Healing the Body with Mindfulness of Breathing « Metta Refuge

The physical effect of this can be truly remarkable. As Thây says, “You should really love your body. You should really take care of your body. Mindful breathing, with rest, can do miracles. The First Exercise of Mindful Breathing My dear friends, yesterday I spoke about the first exercise proposed by the Buddha concerning mindful breathing: “Breathing in, I am aware that I am breathing in; breathing out, I am aware that I am breathing out.” We should always start with our physical bodies, because our physical bodies also needs peace, harmony and rest. We should realize a true rest.

International Institute for the Inclusive Museum. Context for History Is Not Comfortable. Should we keep the Vikings’ stolen goods? Made in Scotland or Ireland toward the end of the eighth century, the original purpose of Ranvaik’s chest had been to house the bones of a Christian saint.

Should we keep the Vikings’ stolen goods?

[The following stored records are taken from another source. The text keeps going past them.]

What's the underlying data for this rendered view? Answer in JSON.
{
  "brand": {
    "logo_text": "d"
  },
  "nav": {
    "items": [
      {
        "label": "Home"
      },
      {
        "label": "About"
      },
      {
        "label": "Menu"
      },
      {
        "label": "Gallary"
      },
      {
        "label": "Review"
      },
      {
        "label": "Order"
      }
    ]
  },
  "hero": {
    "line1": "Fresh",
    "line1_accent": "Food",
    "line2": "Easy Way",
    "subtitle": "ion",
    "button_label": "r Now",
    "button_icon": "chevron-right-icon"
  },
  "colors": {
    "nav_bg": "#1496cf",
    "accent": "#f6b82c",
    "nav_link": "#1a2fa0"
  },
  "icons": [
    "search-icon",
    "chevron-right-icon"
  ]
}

(Photo: National Museum of Denmark) Ranvaik’s golden chest was made in Ireland or Scotland toward the end of the eighth century and originates from a church or a monastery. "Ranvaik owns this shrine" the inscription on the bottom reads, as a strong indication that it later came to belong to a noble Viking lady named Ranvaik. Drama over National Gallery's Shiva statue. Controversy ... the sculpture Shiva as Nataraja, Lord of the Dance.

Drama over National Gallery's Shiva statue

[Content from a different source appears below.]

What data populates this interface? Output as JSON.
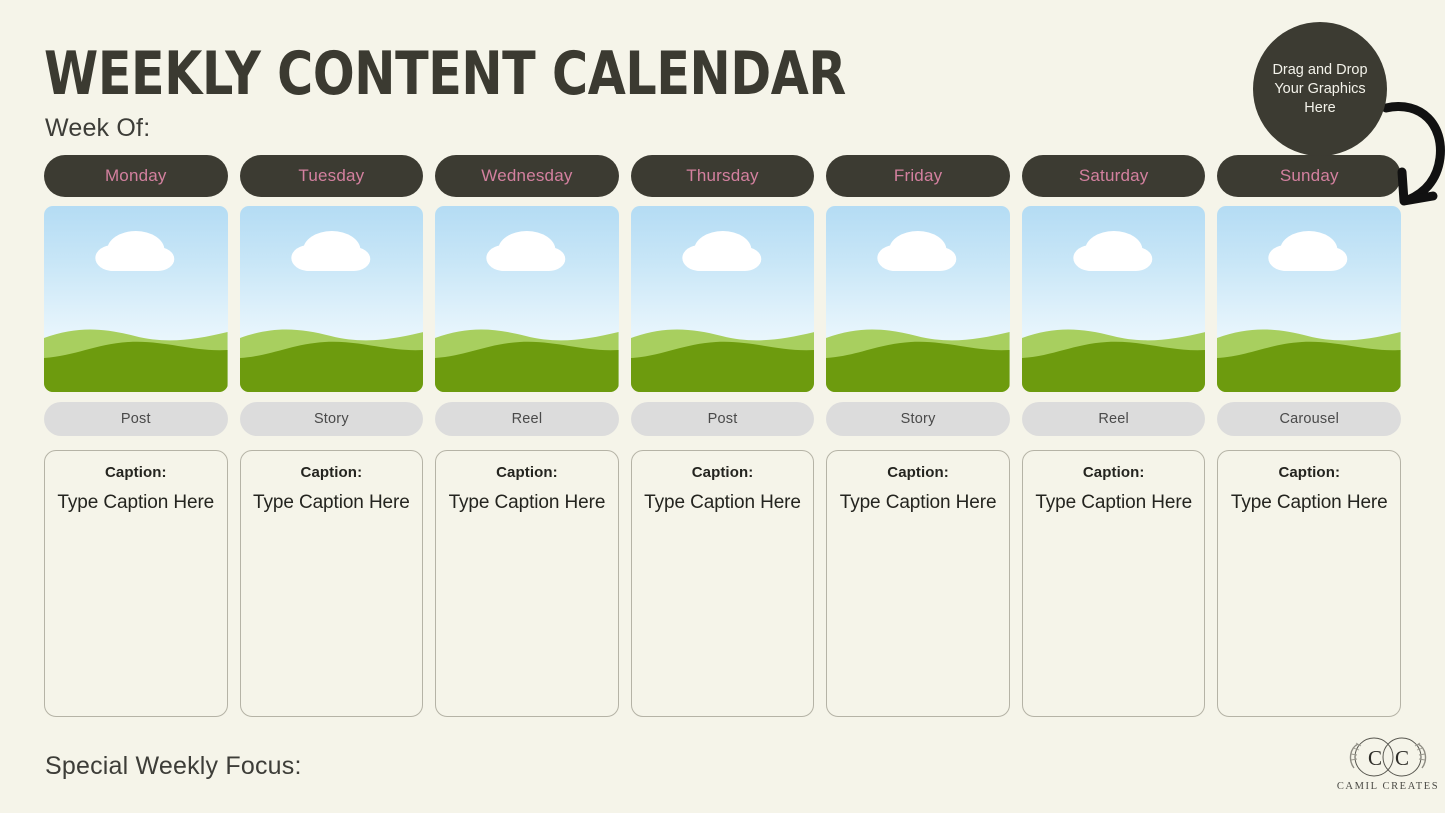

Photo: National Gallery of Australia The National Gallery of Australia has been embroiled in a drama over the alleged trafficking of artefacts and antiquities. Subhash Kapoor, 63, an American citizen who deals in Indian artefacts and owns two galleries in Manhattan, is being held in prison in Tamil Nadu, southern India, accused of trafficking antiques and antiquities. Blog: Ethics and Transparency. By Nick Poole, Collections Trust CEO Today saw the AHRC-funded Museum Ethics Network meet for the second time to continue our discussions about the need for new approaches to museum ethics for the 21st Century.

Blog: Ethics and Transparency

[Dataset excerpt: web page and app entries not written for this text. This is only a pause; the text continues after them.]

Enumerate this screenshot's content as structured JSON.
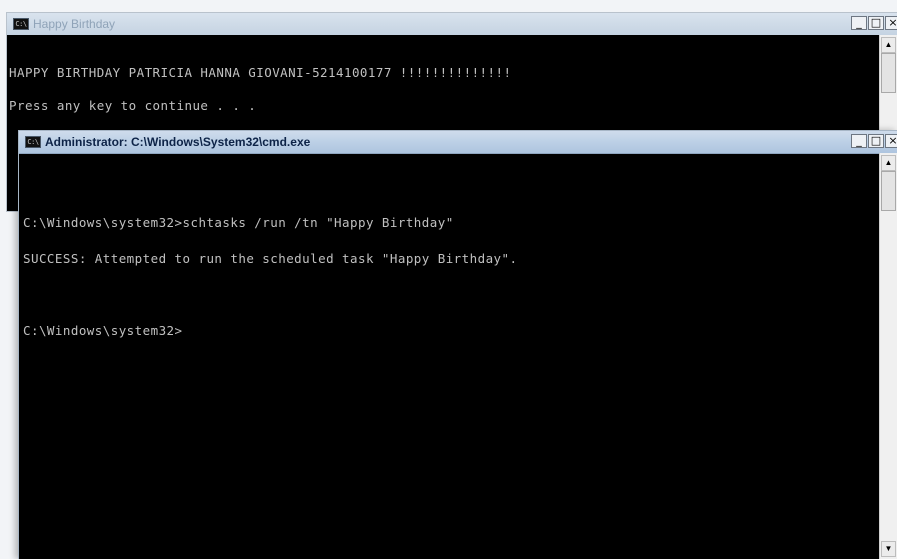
{
  "back_window": {
    "title": "Happy Birthday",
    "icon": "console-icon",
    "controls": [
      "minimize-icon",
      "maximize-icon",
      "close-icon"
    ],
    "output": [
      "HAPPY BIRTHDAY PATRICIA HANNA GIOVANI-5214100177 !!!!!!!!!!!!!!",
      "Press any key to continue . . ."
    ]
  },
  "front_window": {
    "title": "Administrator: C:\\Windows\\System32\\cmd.exe",
    "icon": "console-icon",
    "controls": [
      "minimize-icon",
      "maximize-icon",
      "close-icon"
    ],
    "output": [
      "",
      "C:\\Windows\\system32>schtasks /run /tn \"Happy Birthday\"",
      "SUCCESS: Attempted to run the scheduled task \"Happy Birthday\".",
      "",
      "C:\\Windows\\system32>"
    ]
  },
  "colors": {
    "console_bg": "#000000",
    "console_text": "#c0c0c0",
    "title_active": "#0d2347",
    "title_inactive": "#8fa3b8"
  }
}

Our venue was the Manchester Museum, itself something of a poster-child for rewriting the social contract between the museum and its users. Our theme for the day was 'Transparency' and its connection to museum ethics. Now, I should say from the outset that there are some parts of today's discussions which I can't blog because they contained material of a sensitive nature.

Turkey Lobbies Museums Around World to Return Artifacts. Turkey is following an increasingly aggressive policy of getting top museums around the world to return its heritage.

Turkey Lobbies Museums Around World to Return Artifacts

Minister of Culture and Tourism Ertugrul Gunay says that in the last decade, more than 4,000 artifacts had been brought back to Turkey from world museums and collections. Turkey's minister of culture recently opened a new archeological museum in the western city of Izmir. Ertugrul Gunay is the architect of a museum revolution in the country aiming to harness Turkey's rich heritage. New archeological museums across the country have been opened, with even more planned, while established ones have had expensive makeovers. But as Gunay made clear in opening this latest museum, his revolution has international implications.

Gunay says when you visit the world's big museums in the U.S., England, France, Germany, you see that most of the precious artifacts came from Turkey, Italy, Egypt and Greece. Fisk Completes Deal to Sell Stake in Prized Stieglitz Art and Photo Collection. By Reginald Stuart. Turkey’s Efforts to Repatriate Art Alarm Museums.